My breakthrough came as a young CEO of England Netball in the 1980s; my national leadership role placed me in an environment where I was able to see that I was just as good as the majority of individuals in similar, significant roles. I gained confidence from colleagues and I now say to others “Don’t hold yourself back. If someone you respect thinks you can do it, you can!”
Over the years I have seen some progress but it’s been slow. The need for diversity in leadership is now much more widely accepted in business. Change is happening in sport but it is slower and held back by tradition.
At a government level, ministers are more outspoken on equality matters and more people are listening. This national profile and debate is ensuring that the momentum is increasing but there is still a long way to go.
There are now more role models and more signs of change.

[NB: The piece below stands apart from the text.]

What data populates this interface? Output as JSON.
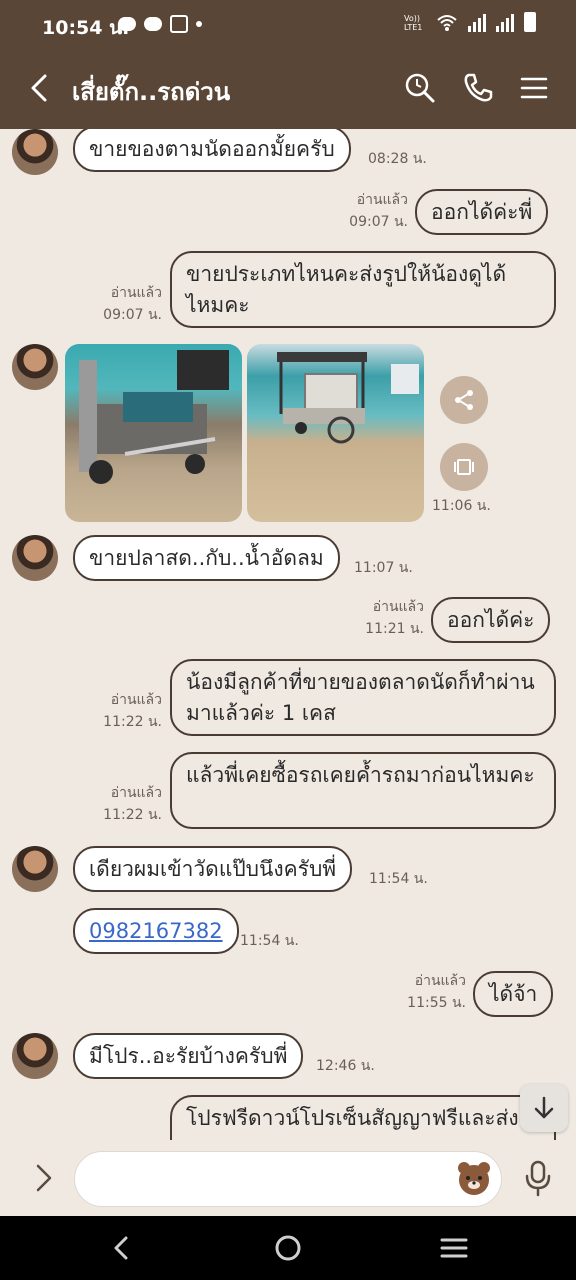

Baroness Sue Campbell was Chair of UK Sport for over 10 years and now across the five UK, England, Scotland, Wales and Northern Ireland government agencies for sport, four or the five CEOs are women.
HOST CITY: How successful is the sports sector at boosting women's representation at executive / senior management level?
Liz Nicholl: When I look across the cohort of CEOs and chairs of National Federations of sport, there are a relatively small number of women – but we are seeing a shift at board level.
There is an expectation placed on funded sports by UK Sport and Sport England that all sport boards should be made up of at least 25 per cent women by 2017. Currently over 90 per cent of the sports we fund have women Board members and the UK Sport Board is made up of 40 per cent women.
HOST CITY: What still needs to be done to make further progress?
Liz Nicholl: We need more women in coaching generally and especially at a high performance level. We are looking into what some of the barriers might be while at the same time providing and a programme to support athletes, with an emphasis on women athletes, transitioning into coaching.
The biggest challenge is the limited media coverage of women’s sport. Better, balanced media coverage would unlock enormous potential and sponsorship and could massively increase the momentum for positive change. We will be hosting the Women’s Hockey World Cup in 2018 and have ambitions for other events to shine the media light more specifically on women in sport.
Personally, as a woman working in an influential role within British sport, I know there is more I could be doing to keep this issue visible and to challenge where I see inappropriate inequalities and I am determined to do so.
Liz Nicholl OBE is the Chief Executive of UK Sport. To read the full interview, register to receive the next issue of HOST CITY magazine